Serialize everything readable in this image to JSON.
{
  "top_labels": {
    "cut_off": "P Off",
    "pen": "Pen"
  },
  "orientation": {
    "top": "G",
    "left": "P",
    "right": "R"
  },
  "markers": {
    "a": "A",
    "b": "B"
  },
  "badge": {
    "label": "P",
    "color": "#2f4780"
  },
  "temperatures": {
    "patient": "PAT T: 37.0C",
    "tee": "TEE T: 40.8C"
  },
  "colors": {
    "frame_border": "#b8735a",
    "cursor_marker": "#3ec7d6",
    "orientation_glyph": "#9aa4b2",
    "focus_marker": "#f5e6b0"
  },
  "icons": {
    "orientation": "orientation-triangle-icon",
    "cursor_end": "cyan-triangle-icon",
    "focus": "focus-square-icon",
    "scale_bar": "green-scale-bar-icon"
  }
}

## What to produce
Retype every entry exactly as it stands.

## Response
Serialize everything readable in this image to JSON.
{
  "top_labels": {
    "cut_off": "P Off",
    "pen": "Pen"
  },
  "orientation": {
    "top": "G",
    "left": "P",
    "right": "R"
  },
  "markers": {
    "a": "A",
    "b": "B"
  },
  "badge": {
    "label": "P",
    "color": "#2f4780"
  },
  "temperatures": {
    "patient": "PAT T: 37.0C",
    "tee": "TEE T: 40.8C"
  },
  "colors": {
    "frame_border": "#b8735a",
    "cursor_marker": "#3ec7d6",
    "orientation_glyph": "#9aa4b2",
    "focus_marker": "#f5e6b0"
  },
  "icons": {
    "orientation": "orientation-triangle-icon",
    "cursor_end": "cyan-triangle-icon",
    "focus": "focus-square-icon",
    "scale_bar": "green-scale-bar-icon"
  }
}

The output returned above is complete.